The Papers of Andrew Jackson
Harold D. Moser, David R. Hoth, and George H. Hoemann
The fourth volume of The Papers of Andrew Jackson, covering the five-year period from 1816 through 1820, documents Jackson’s role as a major general in the United States Army during James Monroe’s first term as president. Already in his early fifties, the Hero of New Orleans had served his country for more than thirty years and, as he repeatedly professed, longed to leave public life.
In general, the two themes of service and honor dominated Jackson’s career and actions and precluded retirement. As the documents reveal, Jackson’s military duties mainly involved establishing and keeping the peace between Indians and whites and protecting the peace won at New Orleans. In fostering domestic peace, Jackson as Indian treaty negotiator secured for the United States millions of acres of Indian land on the southern and western frontiers, forcing the Indians westward and opening the fertile lands for white settlement. Security of the Gulf Coast against foreign invasion remained foremost in Jackson’s mind during these years, and to ward off any foreign threats, Jackson oversaw topographical surveys of the Gulf Coast and the construction of a string of fortifications along the frontier. Jackson’s preoccupation with Gulf Coast security led to one of the most important, and one of the most controversial, decisions of his long career: the invasion of Florida in 1818.

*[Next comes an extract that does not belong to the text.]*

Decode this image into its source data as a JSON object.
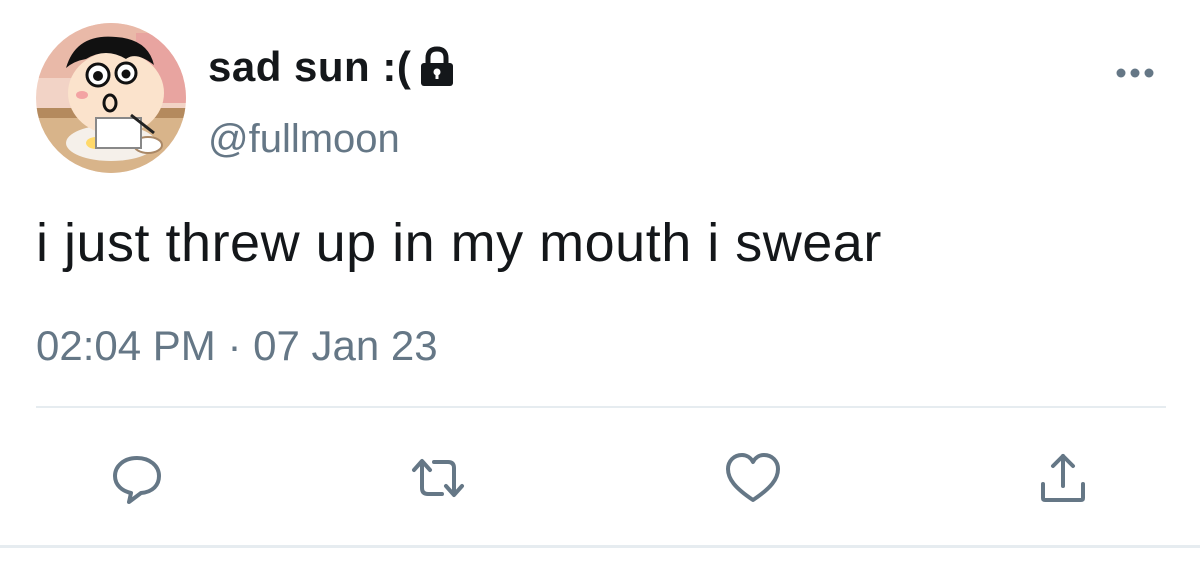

Jackson’s service to his country during these years was distinguished, though not without controversy. Among other questionable actions and a nearly endless array of quarrels, his invasion of Pensacola saddled him with baggage that he never lost. For one faction, the Pensacola affair offered irrefutable proof that he was the “savior” of his country; for another, it was merely additional evidence that he was a “military chieftain.” From mid-1818 through 1820, Jackson’s actions as major general became a chief topic of politics in Washington. To the assaults on his character and honor, Jackson responded with a dogged determination to remain at his post so long as there was any hint of tarnish to his name and reputation.
University of Tennessee Press
Jackson, Andrew, 1767-1845, Presidents--United States--Correspondence, Presidents, United States--Politics and government--1829-1837, United States, Records and correspondence, Electronic books
History | Political Science
Jackson, Andrew. The Papers of Andrew Jackson: Volume IV, 1816-1820. Edited by Harold D. Moser, David R. Hoth, and George H. Hoemann. Knoxville: University of Tennessee Press, 1994.